**Data for review**.

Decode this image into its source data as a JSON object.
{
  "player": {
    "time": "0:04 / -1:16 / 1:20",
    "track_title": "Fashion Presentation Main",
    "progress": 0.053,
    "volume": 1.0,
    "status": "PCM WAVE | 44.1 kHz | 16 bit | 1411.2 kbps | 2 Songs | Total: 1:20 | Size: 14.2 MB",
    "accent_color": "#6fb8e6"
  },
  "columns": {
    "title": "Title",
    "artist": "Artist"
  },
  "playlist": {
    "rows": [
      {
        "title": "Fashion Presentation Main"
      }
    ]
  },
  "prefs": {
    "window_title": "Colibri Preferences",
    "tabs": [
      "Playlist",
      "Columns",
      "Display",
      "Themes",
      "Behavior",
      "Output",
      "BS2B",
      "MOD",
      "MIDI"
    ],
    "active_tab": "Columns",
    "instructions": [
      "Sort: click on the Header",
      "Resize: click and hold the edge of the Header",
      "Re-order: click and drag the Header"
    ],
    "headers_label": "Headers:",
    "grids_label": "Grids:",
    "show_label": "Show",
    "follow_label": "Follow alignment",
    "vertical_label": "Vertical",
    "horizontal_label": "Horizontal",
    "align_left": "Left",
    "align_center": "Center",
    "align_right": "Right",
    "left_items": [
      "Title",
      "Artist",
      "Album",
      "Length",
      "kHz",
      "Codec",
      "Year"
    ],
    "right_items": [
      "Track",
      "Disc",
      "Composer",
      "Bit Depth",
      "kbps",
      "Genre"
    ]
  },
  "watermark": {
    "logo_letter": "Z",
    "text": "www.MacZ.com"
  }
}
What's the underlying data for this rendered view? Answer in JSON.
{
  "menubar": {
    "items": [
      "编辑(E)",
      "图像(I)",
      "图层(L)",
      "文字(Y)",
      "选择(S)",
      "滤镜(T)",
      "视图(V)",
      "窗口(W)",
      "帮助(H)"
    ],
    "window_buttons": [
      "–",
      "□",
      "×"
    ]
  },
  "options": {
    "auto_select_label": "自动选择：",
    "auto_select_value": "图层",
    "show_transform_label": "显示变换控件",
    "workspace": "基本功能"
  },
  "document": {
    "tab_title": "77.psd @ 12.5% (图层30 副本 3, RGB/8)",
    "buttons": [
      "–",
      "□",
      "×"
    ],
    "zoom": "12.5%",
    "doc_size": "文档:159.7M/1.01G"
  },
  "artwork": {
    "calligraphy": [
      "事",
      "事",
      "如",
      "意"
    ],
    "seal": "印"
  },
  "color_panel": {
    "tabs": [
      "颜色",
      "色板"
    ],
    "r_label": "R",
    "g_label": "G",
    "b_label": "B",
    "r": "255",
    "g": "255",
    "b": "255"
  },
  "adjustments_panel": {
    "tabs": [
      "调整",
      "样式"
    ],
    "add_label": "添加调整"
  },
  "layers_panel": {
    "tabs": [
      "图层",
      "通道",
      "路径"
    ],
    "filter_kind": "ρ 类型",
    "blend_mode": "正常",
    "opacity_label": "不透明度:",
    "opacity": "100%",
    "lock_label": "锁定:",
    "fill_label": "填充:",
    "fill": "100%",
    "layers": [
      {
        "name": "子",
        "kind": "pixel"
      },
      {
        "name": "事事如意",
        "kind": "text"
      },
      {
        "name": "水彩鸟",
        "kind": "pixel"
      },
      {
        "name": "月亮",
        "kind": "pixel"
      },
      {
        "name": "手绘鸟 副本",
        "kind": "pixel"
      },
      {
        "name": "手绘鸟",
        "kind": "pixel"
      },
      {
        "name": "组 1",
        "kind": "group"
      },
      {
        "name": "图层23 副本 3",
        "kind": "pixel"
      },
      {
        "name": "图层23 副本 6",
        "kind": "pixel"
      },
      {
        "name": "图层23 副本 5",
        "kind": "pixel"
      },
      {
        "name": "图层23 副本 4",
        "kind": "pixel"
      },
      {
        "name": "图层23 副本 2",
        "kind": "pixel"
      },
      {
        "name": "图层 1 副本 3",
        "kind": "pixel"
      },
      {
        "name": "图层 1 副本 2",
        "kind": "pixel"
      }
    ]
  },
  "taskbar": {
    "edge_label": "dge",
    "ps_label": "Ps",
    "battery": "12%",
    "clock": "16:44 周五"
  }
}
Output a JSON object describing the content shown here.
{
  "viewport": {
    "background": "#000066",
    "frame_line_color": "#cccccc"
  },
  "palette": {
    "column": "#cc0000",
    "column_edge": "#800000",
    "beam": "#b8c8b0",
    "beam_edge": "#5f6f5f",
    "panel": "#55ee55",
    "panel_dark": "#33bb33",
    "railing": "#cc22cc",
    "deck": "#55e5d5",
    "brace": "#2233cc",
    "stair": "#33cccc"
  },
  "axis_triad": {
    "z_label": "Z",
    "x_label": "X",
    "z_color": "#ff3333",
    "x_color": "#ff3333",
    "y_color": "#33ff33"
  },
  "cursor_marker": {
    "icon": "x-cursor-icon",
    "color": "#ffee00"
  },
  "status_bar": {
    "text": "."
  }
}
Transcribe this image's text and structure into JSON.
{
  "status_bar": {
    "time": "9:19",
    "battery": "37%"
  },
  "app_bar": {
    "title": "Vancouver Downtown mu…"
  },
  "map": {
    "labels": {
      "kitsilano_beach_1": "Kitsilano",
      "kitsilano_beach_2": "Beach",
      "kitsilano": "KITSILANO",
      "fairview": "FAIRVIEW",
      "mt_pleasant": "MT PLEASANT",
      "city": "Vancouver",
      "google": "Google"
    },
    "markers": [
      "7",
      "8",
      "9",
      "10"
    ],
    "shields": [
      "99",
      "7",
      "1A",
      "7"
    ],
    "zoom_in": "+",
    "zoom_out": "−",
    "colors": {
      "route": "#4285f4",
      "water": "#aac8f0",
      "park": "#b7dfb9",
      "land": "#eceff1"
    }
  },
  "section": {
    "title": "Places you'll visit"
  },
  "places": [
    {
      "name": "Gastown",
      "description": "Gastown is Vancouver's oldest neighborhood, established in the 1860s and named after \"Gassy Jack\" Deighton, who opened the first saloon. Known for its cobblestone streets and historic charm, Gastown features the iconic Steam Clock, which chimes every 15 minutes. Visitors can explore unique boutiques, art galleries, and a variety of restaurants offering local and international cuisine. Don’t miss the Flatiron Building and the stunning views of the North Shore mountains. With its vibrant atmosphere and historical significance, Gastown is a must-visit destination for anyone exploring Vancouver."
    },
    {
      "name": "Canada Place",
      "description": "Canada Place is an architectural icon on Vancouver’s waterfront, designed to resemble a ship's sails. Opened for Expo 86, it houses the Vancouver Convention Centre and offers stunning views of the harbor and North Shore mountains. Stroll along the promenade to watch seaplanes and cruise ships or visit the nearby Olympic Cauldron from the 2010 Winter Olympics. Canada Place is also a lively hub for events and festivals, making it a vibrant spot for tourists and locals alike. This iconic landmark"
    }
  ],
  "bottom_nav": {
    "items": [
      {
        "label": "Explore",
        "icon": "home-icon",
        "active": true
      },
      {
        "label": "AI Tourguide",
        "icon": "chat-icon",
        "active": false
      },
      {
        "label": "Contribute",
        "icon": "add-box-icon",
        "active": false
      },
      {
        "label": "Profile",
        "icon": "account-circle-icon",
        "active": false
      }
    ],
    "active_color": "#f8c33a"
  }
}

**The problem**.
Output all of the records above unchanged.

**Expected answer**.
Decode this image into its source data as a JSON object.
{
  "player": {
    "time": "0:04 / -1:16 / 1:20",
    "track_title": "Fashion Presentation Main",
    "progress": 0.053,
    "volume": 1.0,
    "status": "PCM WAVE | 44.1 kHz | 16 bit | 1411.2 kbps | 2 Songs | Total: 1:20 | Size: 14.2 MB",
    "accent_color": "#6fb8e6"
  },
  "columns": {
    "title": "Title",
    "artist": "Artist"
  },
  "playlist": {
    "rows": [
      {
        "title": "Fashion Presentation Main"
      }
    ]
  },
  "prefs": {
    "window_title": "Colibri Preferences",
    "tabs": [
      "Playlist",
      "Columns",
      "Display",
      "Themes",
      "Behavior",
      "Output",
      "BS2B",
      "MOD",
      "MIDI"
    ],
    "active_tab": "Columns",
    "instructions": [
      "Sort: click on the Header",
      "Resize: click and hold the edge of the Header",
      "Re-order: click and drag the Header"
    ],
    "headers_label": "Headers:",
    "grids_label": "Grids:",
    "show_label": "Show",
    "follow_label": "Follow alignment",
    "vertical_label": "Vertical",
    "horizontal_label": "Horizontal",
    "align_left": "Left",
    "align_center": "Center",
    "align_right": "Right",
    "left_items": [
      "Title",
      "Artist",
      "Album",
      "Length",
      "kHz",
      "Codec",
      "Year"
    ],
    "right_items": [
      "Track",
      "Disc",
      "Composer",
      "Bit Depth",
      "kbps",
      "Genre"
    ]
  },
  "watermark": {
    "logo_letter": "Z",
    "text": "www.MacZ.com"
  }
}
What's the underlying data for this rendered view? Answer in JSON.
{
  "menubar": {
    "items": [
      "编辑(E)",
      "图像(I)",
      "图层(L)",
      "文字(Y)",
      "选择(S)",
      "滤镜(T)",
      "视图(V)",
      "窗口(W)",
      "帮助(H)"
    ],
    "window_buttons": [
      "–",
      "□",
      "×"
    ]
  },
  "options": {
    "auto_select_label": "自动选择：",
    "auto_select_value": "图层",
    "show_transform_label": "显示变换控件",
    "workspace": "基本功能"
  },
  "document": {
    "tab_title": "77.psd @ 12.5% (图层30 副本 3, RGB/8)",
    "buttons": [
      "–",
      "□",
      "×"
    ],
    "zoom": "12.5%",
    "doc_size": "文档:159.7M/1.01G"
  },
  "artwork": {
    "calligraphy": [
      "事",
      "事",
      "如",
      "意"
    ],
    "seal": "印"
  },
  "color_panel": {
    "tabs": [
      "颜色",
      "色板"
    ],
    "r_label": "R",
    "g_label": "G",
    "b_label": "B",
    "r": "255",
    "g": "255",
    "b": "255"
  },
  "adjustments_panel": {
    "tabs": [
      "调整",
      "样式"
    ],
    "add_label": "添加调整"
  },
  "layers_panel": {
    "tabs": [
      "图层",
      "通道",
      "路径"
    ],
    "filter_kind": "ρ 类型",
    "blend_mode": "正常",
    "opacity_label": "不透明度:",
    "opacity": "100%",
    "lock_label": "锁定:",
    "fill_label": "填充:",
    "fill": "100%",
    "layers": [
      {
        "name": "子",
        "kind": "pixel"
      },
      {
        "name": "事事如意",
        "kind": "text"
      },
      {
        "name": "水彩鸟",
        "kind": "pixel"
      },
      {
        "name": "月亮",
        "kind": "pixel"
      },
      {
        "name": "手绘鸟 副本",
        "kind": "pixel"
      },
      {
        "name": "手绘鸟",
        "kind": "pixel"
      },
      {
        "name": "组 1",
        "kind": "group"
      },
      {
        "name": "图层23 副本 3",
        "kind": "pixel"
      },
      {
        "name": "图层23 副本 6",
        "kind": "pixel"
      },
      {
        "name": "图层23 副本 5",
        "kind": "pixel"
      },
      {
        "name": "图层23 副本 4",
        "kind": "pixel"
      },
      {
        "name": "图层23 副本 2",
        "kind": "pixel"
      },
      {
        "name": "图层 1 副本 3",
        "kind": "pixel"
      },
      {
        "name": "图层 1 副本 2",
        "kind": "pixel"
      }
    ]
  },
  "taskbar": {
    "edge_label": "dge",
    "ps_label": "Ps",
    "battery": "12%",
    "clock": "16:44 周五"
  }
}
Output a JSON object describing the content shown here.
{
  "viewport": {
    "background": "#000066",
    "frame_line_color": "#cccccc"
  },
  "palette": {
    "column": "#cc0000",
    "column_edge": "#800000",
    "beam": "#b8c8b0",
    "beam_edge": "#5f6f5f",
    "panel": "#55ee55",
    "panel_dark": "#33bb33",
    "railing": "#cc22cc",
    "deck": "#55e5d5",
    "brace": "#2233cc",
    "stair": "#33cccc"
  },
  "axis_triad": {
    "z_label": "Z",
    "x_label": "X",
    "z_color": "#ff3333",
    "x_color": "#ff3333",
    "y_color": "#33ff33"
  },
  "cursor_marker": {
    "icon": "x-cursor-icon",
    "color": "#ffee00"
  },
  "status_bar": {
    "text": "."
  }
}
Transcribe this image's text and structure into JSON.
{
  "status_bar": {
    "time": "9:19",
    "battery": "37%"
  },
  "app_bar": {
    "title": "Vancouver Downtown mu…"
  },
  "map": {
    "labels": {
      "kitsilano_beach_1": "Kitsilano",
      "kitsilano_beach_2": "Beach",
      "kitsilano": "KITSILANO",
      "fairview": "FAIRVIEW",
      "mt_pleasant": "MT PLEASANT",
      "city": "Vancouver",
      "google": "Google"
    },
    "markers": [
      "7",
      "8",
      "9",
      "10"
    ],
    "shields": [
      "99",
      "7",
      "1A",
      "7"
    ],
    "zoom_in": "+",
    "zoom_out": "−",
    "colors": {
      "route": "#4285f4",
      "water": "#aac8f0",
      "park": "#b7dfb9",
      "land": "#eceff1"
    }
  },
  "section": {
    "title": "Places you'll visit"
  },
  "places": [
    {
      "name": "Gastown",
      "description": "Gastown is Vancouver's oldest neighborhood, established in the 1860s and named after \"Gassy Jack\" Deighton, who opened the first saloon. Known for its cobblestone streets and historic charm, Gastown features the iconic Steam Clock, which chimes every 15 minutes. Visitors can explore unique boutiques, art galleries, and a variety of restaurants offering local and international cuisine. Don’t miss the Flatiron Building and the stunning views of the North Shore mountains. With its vibrant atmosphere and historical significance, Gastown is a must-visit destination for anyone exploring Vancouver."
    },
    {
      "name": "Canada Place",
      "description": "Canada Place is an architectural icon on Vancouver’s waterfront, designed to resemble a ship's sails. Opened for Expo 86, it houses the Vancouver Convention Centre and offers stunning views of the harbor and North Shore mountains. Stroll along the promenade to watch seaplanes and cruise ships or visit the nearby Olympic Cauldron from the 2010 Winter Olympics. Canada Place is also a lively hub for events and festivals, making it a vibrant spot for tourists and locals alike. This iconic landmark"
    }
  ],
  "bottom_nav": {
    "items": [
      {
        "label": "Explore",
        "icon": "home-icon",
        "active": true
      },
      {
        "label": "AI Tourguide",
        "icon": "chat-icon",
        "active": false
      },
      {
        "label": "Contribute",
        "icon": "add-box-icon",
        "active": false
      },
      {
        "label": "Profile",
        "icon": "account-circle-icon",
        "active": false
      }
    ],
    "active_color": "#f8c33a"
  }
}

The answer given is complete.